After my nature immersion and wilderness skills courses, one of the things that really intriqued me was making fire with a bow drill. Perhaps it was because it took me 4 days of consistent attempts to actually get my first coal. But, I did it! Here is my first coal that my friend and instructor coached me....
At the end of my course, I was invited to participate in a Women's BowDrill Challenge. I am not one to shy away from a challenge.. so of course I said "sign me up". Since the beginning of October till now, I have been practicing my skill. And want to share with you what I have learned.
The first weekend I really put my skill to the test, I thought to myself... "Ah, I can do it no problem... did it once before." Yeah, that kind of thinking will get you in trouble everytime. Every attempt is a lesson and a big lesson on patience and to be humble.

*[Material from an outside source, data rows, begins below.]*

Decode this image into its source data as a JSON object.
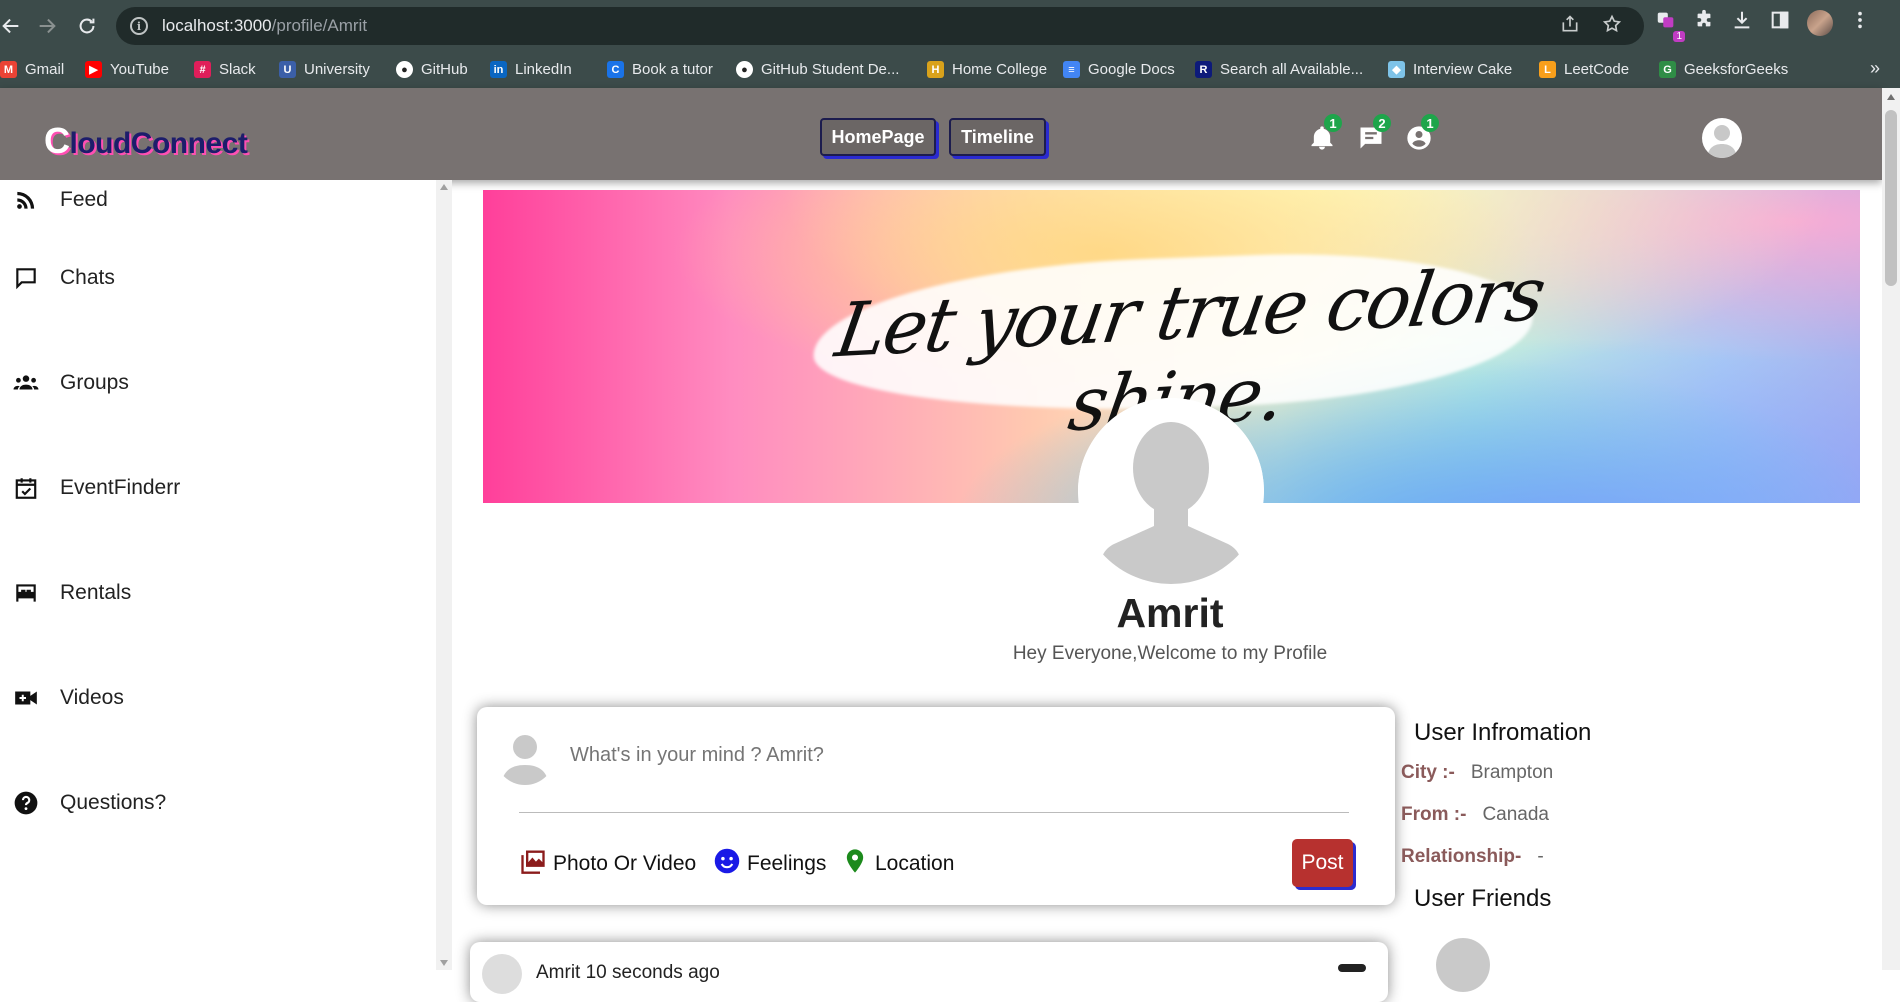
{
  "browser": {
    "url_host": "localhost:3000",
    "url_path": "/profile/Amrit",
    "extension_badge": "1",
    "bookmarks": [
      {
        "label": "Gmail",
        "icon": "gmail-icon",
        "color": "#ea4335"
      },
      {
        "label": "YouTube",
        "icon": "youtube-icon",
        "color": "#ff0000"
      },
      {
        "label": "Slack",
        "icon": "slack-icon",
        "color": "#e01e5a"
      },
      {
        "label": "University",
        "icon": "university-icon",
        "color": "#3b5fa8"
      },
      {
        "label": "GitHub",
        "icon": "github-icon",
        "color": "#ffffff"
      },
      {
        "label": "LinkedIn",
        "icon": "linkedin-icon",
        "color": "#0a66c2"
      },
      {
        "label": "Book a tutor",
        "icon": "tutor-icon",
        "color": "#1a73e8"
      },
      {
        "label": "GitHub Student De...",
        "icon": "github-icon",
        "color": "#ffffff"
      },
      {
        "label": "Home College",
        "icon": "college-icon",
        "color": "#d9a21b"
      },
      {
        "label": "Google Docs",
        "icon": "google-docs-icon",
        "color": "#4285f4"
      },
      {
        "label": "Search all Available...",
        "icon": "search-portal-icon",
        "color": "#0d1a7a"
      },
      {
        "label": "Interview Cake",
        "icon": "interview-cake-icon",
        "color": "#7ec3e8"
      },
      {
        "label": "LeetCode",
        "icon": "leetcode-icon",
        "color": "#f89f1b"
      },
      {
        "label": "GeeksforGeeks",
        "icon": "geeksforgeeks-icon",
        "color": "#2f8d46"
      }
    ]
  },
  "header": {
    "logo_initial": "C",
    "logo_rest": "loudConnect",
    "nav": {
      "homepage": "HomePage",
      "timeline": "Timeline"
    },
    "badges": {
      "notifications": "1",
      "messages": "2",
      "friend_requests": "1"
    }
  },
  "sidebar": {
    "items": [
      {
        "label": "Feed",
        "icon": "rss-feed-icon"
      },
      {
        "label": "Chats",
        "icon": "chat-icon"
      },
      {
        "label": "Groups",
        "icon": "groups-icon"
      },
      {
        "label": "EventFinderr",
        "icon": "calendar-check-icon"
      },
      {
        "label": "Rentals",
        "icon": "bed-icon"
      },
      {
        "label": "Videos",
        "icon": "video-camera-icon"
      },
      {
        "label": "Questions?",
        "icon": "help-icon"
      }
    ]
  },
  "profile": {
    "cover_text": "Let your true colors shine.",
    "name": "Amrit",
    "description": "Hey Everyone,Welcome to my Profile"
  },
  "share": {
    "placeholder": "What's in your mind ? Amrit?",
    "options": {
      "photo": "Photo Or Video",
      "feelings": "Feelings",
      "location": "Location"
    },
    "post_label": "Post",
    "colors": {
      "photo": "#8b1c1c",
      "feelings": "#1a1ae6",
      "location": "#1c8a1c",
      "post": "#b7312f"
    }
  },
  "user_info": {
    "title": "User Infromation",
    "city_label": "City :-",
    "city_value": "Brampton",
    "from_label": "From :-",
    "from_value": "Canada",
    "relationship_label": "Relationship-",
    "relationship_value": "-"
  },
  "friends": {
    "title": "User Friends"
  },
  "next_post": {
    "author_preview": "Amrit  10 seconds ago"
  }
}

I was at my cottage and the neighbours were cutting wood next door. Yeah, the only cottage you can actually see because the addition is SO BIG! But anyway, they would glance over once and a while until they got curious enough to find out what all the squeaking was about. For the next hour of attempts, I was teased and harrassed with offers to lend a match, blow torch, etc. Yeah yeah yeah. Very funny.

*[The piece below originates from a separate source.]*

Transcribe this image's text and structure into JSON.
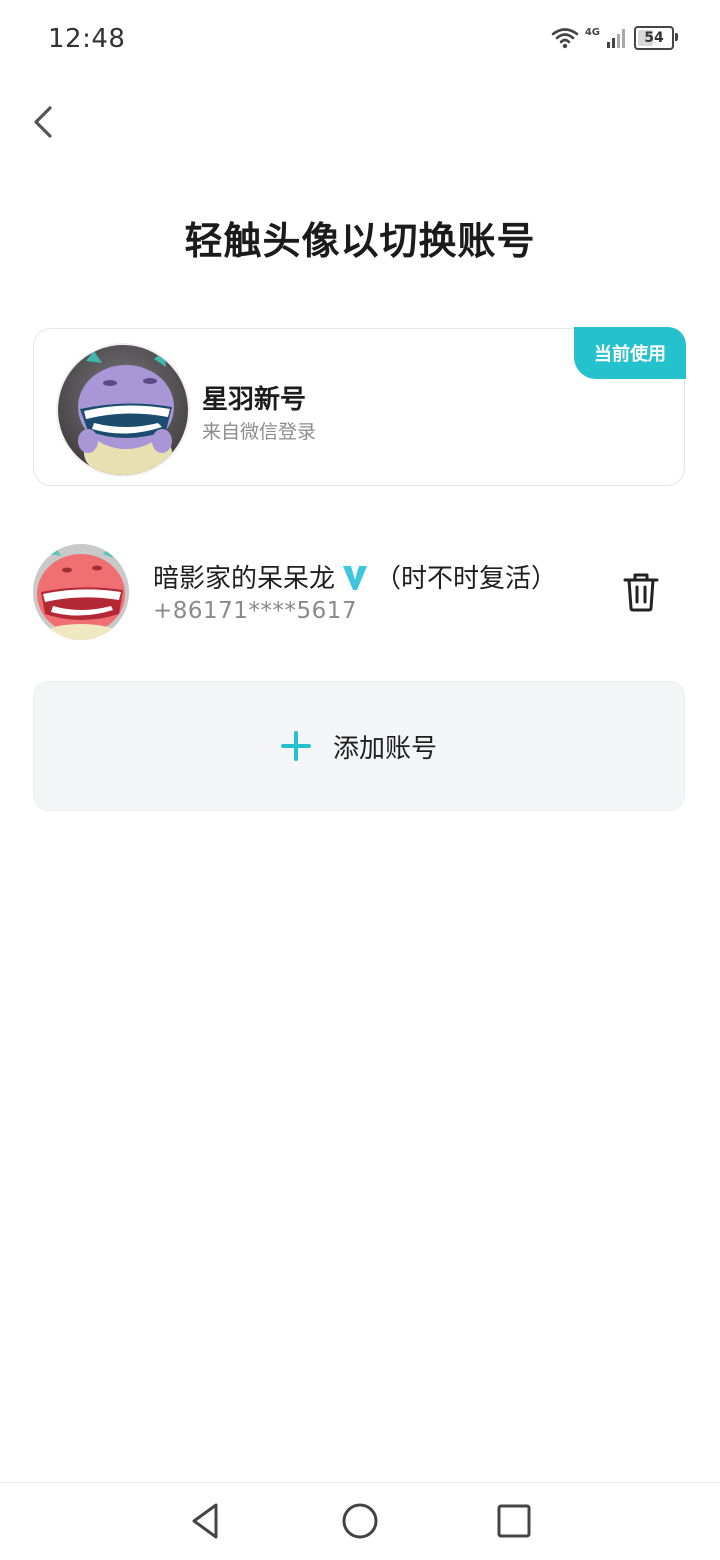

It was frustrating and I felt very much like this guy in the video...
But I kept on. And after consistently being patient, calm and relatively collected, with my sore arm in tow, I finally got a coal. Here you go.... My first coal in the challenge.
In the 6 months of practicing, teaching to my kids, and more practicing, I have got the technique down pretty good. I don't get a coal everytime, but that is ok, every time I learn something new. The biggest lesson, when you think you have a coal, count to 20, then count back from 20.. then you peek. Not before. So many times I would stop just short of a coal.
Another lesson is to listen. The sound of your spindle will tell you what you are doing wrong. If you are squeaking, it is because your string is too loose or your spindle is too square. Glazing can take place too if you push down too hard. Which if you spindle does start to glaze I like to throw in some sand to roughen it up.
And if your handhold is smoking instead of your fireboard, you need to lubricate your spindle tip a bit more... my favourite thing to use is bees wax.
Remember, technique is your friend. Get your stance right and support your handhold hand with your leg to steady the spindle. And so you don't tire so easily. That I learned the hard way.
The last lesson, be patient, stop when you get tired, don't get too frustrated and don't give up. It will all come.
You can still see me, or hear me in my backyard, drilling away with my bow to get a coal. And my wood stove at the cottage is now lit with a bowdrill instead of a match. My kids now know how to use a bow drill and how to build a 10 minute fire that lights in seconds. It is all in the technique.
So when you see me next, don't stare at my one arm big bicep... it is all due to lessons from the bowdrill. Now it is time to take the advanced course and make everything out of natural fibres... right down to the string. Until then, I will be singing "Come On Baby Light My Fire!"